The project has supported multiple partnerships to leverage additional support.
- Centers for Disease Control and Prevention: conducted scoping missions to inform project design; provided support at country level; partnered with Bank to design the Uganda SRL with construction funded by the Bank.
- WHO: prepared simulations to document TB diagnostic gaps; participated in Mid-Term Review; provided External Quality Assessment panels to national laboratories through National Institute for Communicable Diseases.
- African Society for Laboratory Medicine: trained and certified laboratory assessors; and participated in annual peer assessments.
- Global Fund: provided US$6 million grant to operationalize the Uganda SRL.
With the recently approved US$50 million Additional Financing the East Africa sub-region will redouble disease prevention and control efforts, drawing lessons from the Ebola outbreak which demonstrated the importance of investing smartly and strategically in disease surveillance and diagnostic systems. The Global Fund support for the Uganda SRL bodes well for sustainability, as regional capacity established under the Bank project will be consolidated and institutionalized. The country-led approach has fostered ownership and capacity building has improved the probability of institutional sustainability. Additional work is needed to ensure financial sustainability of ongoing investments which require substantial recurrent cost financing.
“The launching of Gene-Xpert is a major milestone in diagnosis of TB. This is particularly important for us in Wajir where patients travel hundreds of miles to get services.” Medical Officer, Kenya.
“Two months before I visited the Mbale Hospital I had been receiving treatment for fever and flu at a clinic near my home without any sign of recovery. I thought it was HIV”, says Aliyi Mwanika, a 30-year old motorcycle-rider. With the aid of the Gene Xpert machine his illness was correctly diagnosed as Multi-drug resistant TB and he was placed on treatment at the Bank-supported facility. “After six months I was able to go back to work”, notes Mwanika.

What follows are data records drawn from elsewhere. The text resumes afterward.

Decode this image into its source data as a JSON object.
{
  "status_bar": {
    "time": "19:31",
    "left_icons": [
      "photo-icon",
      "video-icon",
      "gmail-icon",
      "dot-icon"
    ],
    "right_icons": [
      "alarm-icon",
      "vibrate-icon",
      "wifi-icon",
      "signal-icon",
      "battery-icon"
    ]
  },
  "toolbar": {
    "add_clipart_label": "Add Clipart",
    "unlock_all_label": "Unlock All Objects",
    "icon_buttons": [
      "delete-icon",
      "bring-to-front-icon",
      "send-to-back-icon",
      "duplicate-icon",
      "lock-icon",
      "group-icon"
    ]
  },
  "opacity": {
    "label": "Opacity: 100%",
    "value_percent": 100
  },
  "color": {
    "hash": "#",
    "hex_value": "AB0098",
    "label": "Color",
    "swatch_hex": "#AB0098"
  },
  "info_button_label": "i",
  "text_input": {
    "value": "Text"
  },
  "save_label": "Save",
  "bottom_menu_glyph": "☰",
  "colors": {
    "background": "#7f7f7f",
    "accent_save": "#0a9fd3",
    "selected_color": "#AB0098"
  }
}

“I visited several private clinics in town where laboratory results had shown that I had no TB. I was taking antibiotics without any sign of improvement. I was getting weaker with each passing day”, explains Masaba Enoch, a 37-year old businessman with a persistent cough. With the early introduction of the Gene Xpert machine at the Mbale Regional Referral Hospital he was quickly diagnosed with TB. “After receiving treatment for two weeks, I was informed that I was suffering from the multi-drug resistant TB” he says. “I feel better. I am happier now” Masaba notes after initiating treatment.
“The accreditation of the Uganda TB laboratory by the reputable South African National Accreditation System is encouraging. It shows how together we can build strong regional institutions capable of serving others laboratories in the network”, Alex Opio, Project Coordinator.
“Financial incentives played a major role in improvements since staff worked harder as they see the fruits of their work through the rise in accreditation status, better managed, safe and equipped labs”, Gilbert Biraro, Rwanda technical expert.